Memo follows report exposing widespread abuse across agencies.
The Office of Management and Budget will issue a memorandum to agency leaders early this week emphasizing and clarifying existing requirements for the use of government purchase cards.
The memo comes on the heels of a Government Accountability Office report that found nearly 41 percent of $14 billion in transactions were not properly authorized or signed for by an independent third party. GAO's sample of transactions more than $2,500 concluded that 48 percent of purchases did not properly comply with federal rules to deter fraud.
GAO recommended that OMB director Jim Nussle issue memoranda reminding agencies of existing controls over purchase card activity, and agency officials said in a conference call last week they would do that. According to the watchdog agency, breakdown of internal controls "resulted in numerous examples of fraudulent, improper and abusive purchase card use." GAO's examples included instances where cardholders purchased Internet dating services, iPods and lingerie.
"What we've taken from this [report] is that we need to do a better job of working with agencies to get them to adhere to the policies that exist," said Clay Johnson, OMB deputy director for management. "On top of that there are certainly opportunities to strengthen some of these policies and put some of them into law."
Johnson and Danny Werfel, acting controller of OMB's federal financial management office, said they are working with lawmakers, in particular Sen. Charles Grassley, R-Iowa, to expand existing OMB requirements into law.
"Once they're law, there's the ability to create stiffer penalties for misuse than are in OMB regulations, so we welcome Congress' help and partnership in building those stiffer penalties into the process," Werfel said.
Legislation to that effect, the 2007 Government Credit Card Abuse Prevention Act (S. 789), introduced by Grassley, passed the Senate Homeland Security and Governmental Affairs Committee last Thursday.

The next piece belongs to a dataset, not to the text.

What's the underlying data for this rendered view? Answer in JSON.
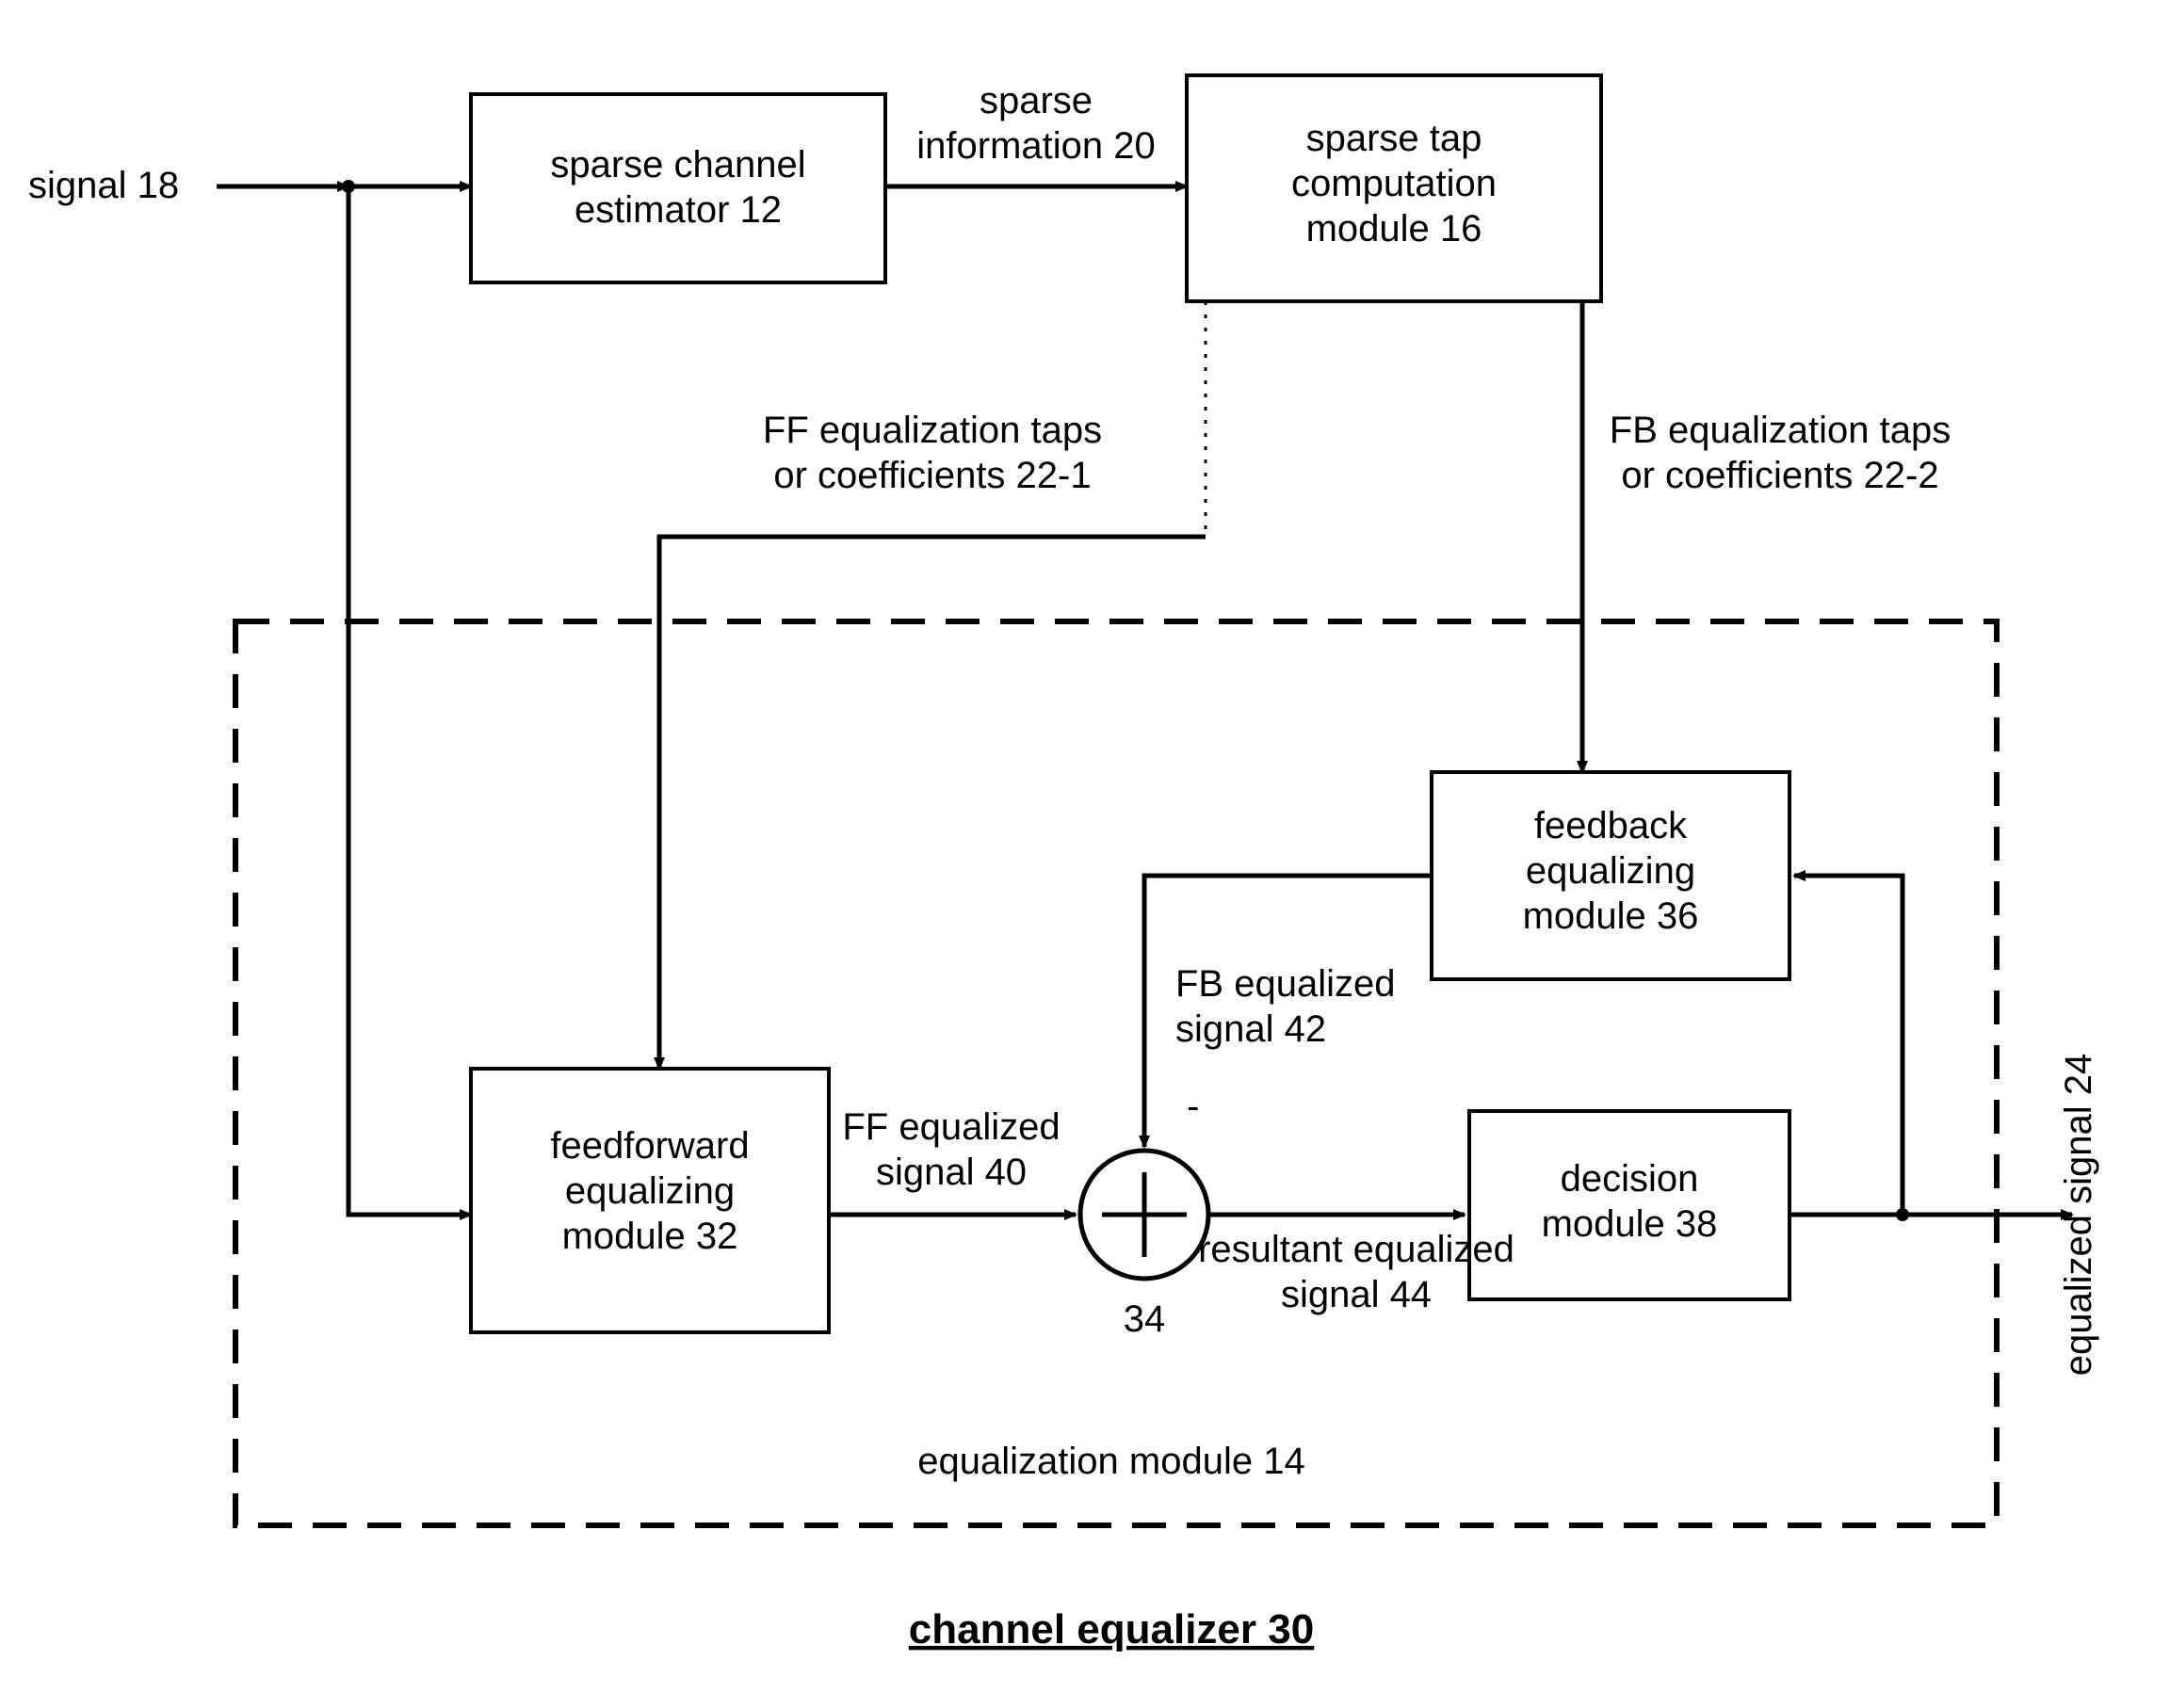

A companion bill in the House, H.R.1395, awaits review by the Oversight and Government Reform Subcommittee on Government Management, Organization, and Procurement.
In the official written response to GAO's report, OMB officials agreed that the purchase card program will not be as efficient as it could be unless agencies implement strong and effective controls to prevent waste, fraud and abuse. They said they had designated charge card management a major focus area in 2005 under Appendix B of Circular No. A-123.
OMB also proposed issuing more guidance to agencies, pointing out that Appendix B extends to convenience checks as well as charge cards and agency personnel have financial responsibility with regard to unauthorized and erroneous purchase card transactions.